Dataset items
----

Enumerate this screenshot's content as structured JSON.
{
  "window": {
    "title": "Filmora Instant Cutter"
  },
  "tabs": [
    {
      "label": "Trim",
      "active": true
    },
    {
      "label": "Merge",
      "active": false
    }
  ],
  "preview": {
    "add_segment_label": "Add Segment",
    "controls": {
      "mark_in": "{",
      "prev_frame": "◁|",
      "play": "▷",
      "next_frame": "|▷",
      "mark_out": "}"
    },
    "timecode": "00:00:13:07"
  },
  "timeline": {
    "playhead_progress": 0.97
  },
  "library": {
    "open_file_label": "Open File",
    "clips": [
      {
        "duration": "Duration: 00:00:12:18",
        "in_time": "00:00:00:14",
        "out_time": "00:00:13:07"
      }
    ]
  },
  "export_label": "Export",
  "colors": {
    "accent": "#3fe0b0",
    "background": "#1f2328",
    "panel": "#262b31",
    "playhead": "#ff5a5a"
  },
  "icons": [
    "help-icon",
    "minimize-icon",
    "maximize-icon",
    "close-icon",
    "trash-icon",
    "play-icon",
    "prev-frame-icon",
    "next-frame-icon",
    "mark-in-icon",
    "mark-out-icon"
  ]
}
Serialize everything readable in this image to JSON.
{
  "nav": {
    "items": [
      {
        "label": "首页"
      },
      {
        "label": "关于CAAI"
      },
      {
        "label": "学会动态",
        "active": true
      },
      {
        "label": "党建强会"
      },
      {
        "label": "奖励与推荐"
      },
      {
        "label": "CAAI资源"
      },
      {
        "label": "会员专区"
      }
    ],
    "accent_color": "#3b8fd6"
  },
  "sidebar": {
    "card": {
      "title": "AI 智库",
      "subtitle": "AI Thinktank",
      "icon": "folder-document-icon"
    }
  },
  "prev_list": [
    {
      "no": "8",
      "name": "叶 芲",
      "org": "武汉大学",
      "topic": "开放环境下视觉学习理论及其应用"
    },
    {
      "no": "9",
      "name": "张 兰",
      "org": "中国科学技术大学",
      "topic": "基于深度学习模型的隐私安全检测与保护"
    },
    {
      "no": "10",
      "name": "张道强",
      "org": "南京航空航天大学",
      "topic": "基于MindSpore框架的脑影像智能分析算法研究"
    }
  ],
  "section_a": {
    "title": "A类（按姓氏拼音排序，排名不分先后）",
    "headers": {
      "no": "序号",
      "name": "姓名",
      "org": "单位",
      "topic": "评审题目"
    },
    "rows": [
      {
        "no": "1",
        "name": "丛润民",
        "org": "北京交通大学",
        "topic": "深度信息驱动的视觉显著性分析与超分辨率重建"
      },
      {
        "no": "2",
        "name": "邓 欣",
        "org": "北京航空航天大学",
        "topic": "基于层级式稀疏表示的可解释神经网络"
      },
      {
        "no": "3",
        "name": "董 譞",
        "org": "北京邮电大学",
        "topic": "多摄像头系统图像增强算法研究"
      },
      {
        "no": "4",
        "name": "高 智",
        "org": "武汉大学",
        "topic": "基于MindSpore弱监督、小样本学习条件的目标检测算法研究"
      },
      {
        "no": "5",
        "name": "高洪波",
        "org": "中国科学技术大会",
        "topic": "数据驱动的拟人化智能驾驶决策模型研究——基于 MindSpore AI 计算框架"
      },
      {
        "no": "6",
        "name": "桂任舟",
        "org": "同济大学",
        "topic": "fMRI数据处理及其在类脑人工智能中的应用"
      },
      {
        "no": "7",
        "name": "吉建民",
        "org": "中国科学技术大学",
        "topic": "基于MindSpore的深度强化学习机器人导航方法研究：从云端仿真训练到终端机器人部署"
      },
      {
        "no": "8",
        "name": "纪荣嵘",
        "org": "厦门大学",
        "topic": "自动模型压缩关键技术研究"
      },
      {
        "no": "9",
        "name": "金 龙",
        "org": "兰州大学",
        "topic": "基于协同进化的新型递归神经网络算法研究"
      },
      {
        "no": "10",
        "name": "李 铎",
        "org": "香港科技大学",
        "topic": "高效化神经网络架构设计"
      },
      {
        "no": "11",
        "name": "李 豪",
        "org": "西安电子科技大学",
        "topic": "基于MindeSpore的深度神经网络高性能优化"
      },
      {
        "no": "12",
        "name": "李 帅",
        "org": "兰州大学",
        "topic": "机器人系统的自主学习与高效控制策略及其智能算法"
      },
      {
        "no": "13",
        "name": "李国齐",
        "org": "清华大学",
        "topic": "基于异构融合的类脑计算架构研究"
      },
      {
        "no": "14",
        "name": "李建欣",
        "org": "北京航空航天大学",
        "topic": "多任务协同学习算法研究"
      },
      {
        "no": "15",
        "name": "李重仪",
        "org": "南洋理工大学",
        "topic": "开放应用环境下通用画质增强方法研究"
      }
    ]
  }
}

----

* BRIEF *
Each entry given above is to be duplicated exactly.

* RESPONSE *
Enumerate this screenshot's content as structured JSON.
{
  "window": {
    "title": "Filmora Instant Cutter"
  },
  "tabs": [
    {
      "label": "Trim",
      "active": true
    },
    {
      "label": "Merge",
      "active": false
    }
  ],
  "preview": {
    "add_segment_label": "Add Segment",
    "controls": {
      "mark_in": "{",
      "prev_frame": "◁|",
      "play": "▷",
      "next_frame": "|▷",
      "mark_out": "}"
    },
    "timecode": "00:00:13:07"
  },
  "timeline": {
    "playhead_progress": 0.97
  },
  "library": {
    "open_file_label": "Open File",
    "clips": [
      {
        "duration": "Duration: 00:00:12:18",
        "in_time": "00:00:00:14",
        "out_time": "00:00:13:07"
      }
    ]
  },
  "export_label": "Export",
  "colors": {
    "accent": "#3fe0b0",
    "background": "#1f2328",
    "panel": "#262b31",
    "playhead": "#ff5a5a"
  },
  "icons": [
    "help-icon",
    "minimize-icon",
    "maximize-icon",
    "close-icon",
    "trash-icon",
    "play-icon",
    "prev-frame-icon",
    "next-frame-icon",
    "mark-in-icon",
    "mark-out-icon"
  ]
}
Serialize everything readable in this image to JSON.
{
  "nav": {
    "items": [
      {
        "label": "首页"
      },
      {
        "label": "关于CAAI"
      },
      {
        "label": "学会动态",
        "active": true
      },
      {
        "label": "党建强会"
      },
      {
        "label": "奖励与推荐"
      },
      {
        "label": "CAAI资源"
      },
      {
        "label": "会员专区"
      }
    ],
    "accent_color": "#3b8fd6"
  },
  "sidebar": {
    "card": {
      "title": "AI 智库",
      "subtitle": "AI Thinktank",
      "icon": "folder-document-icon"
    }
  },
  "prev_list": [
    {
      "no": "8",
      "name": "叶 芲",
      "org": "武汉大学",
      "topic": "开放环境下视觉学习理论及其应用"
    },
    {
      "no": "9",
      "name": "张 兰",
      "org": "中国科学技术大学",
      "topic": "基于深度学习模型的隐私安全检测与保护"
    },
    {
      "no": "10",
      "name": "张道强",
      "org": "南京航空航天大学",
      "topic": "基于MindSpore框架的脑影像智能分析算法研究"
    }
  ],
  "section_a": {
    "title": "A类（按姓氏拼音排序，排名不分先后）",
    "headers": {
      "no": "序号",
      "name": "姓名",
      "org": "单位",
      "topic": "评审题目"
    },
    "rows": [
      {
        "no": "1",
        "name": "丛润民",
        "org": "北京交通大学",
        "topic": "深度信息驱动的视觉显著性分析与超分辨率重建"
      },
      {
        "no": "2",
        "name": "邓 欣",
        "org": "北京航空航天大学",
        "topic": "基于层级式稀疏表示的可解释神经网络"
      },
      {
        "no": "3",
        "name": "董 譞",
        "org": "北京邮电大学",
        "topic": "多摄像头系统图像增强算法研究"
      },
      {
        "no": "4",
        "name": "高 智",
        "org": "武汉大学",
        "topic": "基于MindSpore弱监督、小样本学习条件的目标检测算法研究"
      },
      {
        "no": "5",
        "name": "高洪波",
        "org": "中国科学技术大会",
        "topic": "数据驱动的拟人化智能驾驶决策模型研究——基于 MindSpore AI 计算框架"
      },
      {
        "no": "6",
        "name": "桂任舟",
        "org": "同济大学",
        "topic": "fMRI数据处理及其在类脑人工智能中的应用"
      },
      {
        "no": "7",
        "name": "吉建民",
        "org": "中国科学技术大学",
        "topic": "基于MindSpore的深度强化学习机器人导航方法研究：从云端仿真训练到终端机器人部署"
      },
      {
        "no": "8",
        "name": "纪荣嵘",
        "org": "厦门大学",
        "topic": "自动模型压缩关键技术研究"
      },
      {
        "no": "9",
        "name": "金 龙",
        "org": "兰州大学",
        "topic": "基于协同进化的新型递归神经网络算法研究"
      },
      {
        "no": "10",
        "name": "李 铎",
        "org": "香港科技大学",
        "topic": "高效化神经网络架构设计"
      },
      {
        "no": "11",
        "name": "李 豪",
        "org": "西安电子科技大学",
        "topic": "基于MindeSpore的深度神经网络高性能优化"
      },
      {
        "no": "12",
        "name": "李 帅",
        "org": "兰州大学",
        "topic": "机器人系统的自主学习与高效控制策略及其智能算法"
      },
      {
        "no": "13",
        "name": "李国齐",
        "org": "清华大学",
        "topic": "基于异构融合的类脑计算架构研究"
      },
      {
        "no": "14",
        "name": "李建欣",
        "org": "北京航空航天大学",
        "topic": "多任务协同学习算法研究"
      },
      {
        "no": "15",
        "name": "李重仪",
        "org": "南洋理工大学",
        "topic": "开放应用环境下通用画质增强方法研究"
      }
    ]
  }
}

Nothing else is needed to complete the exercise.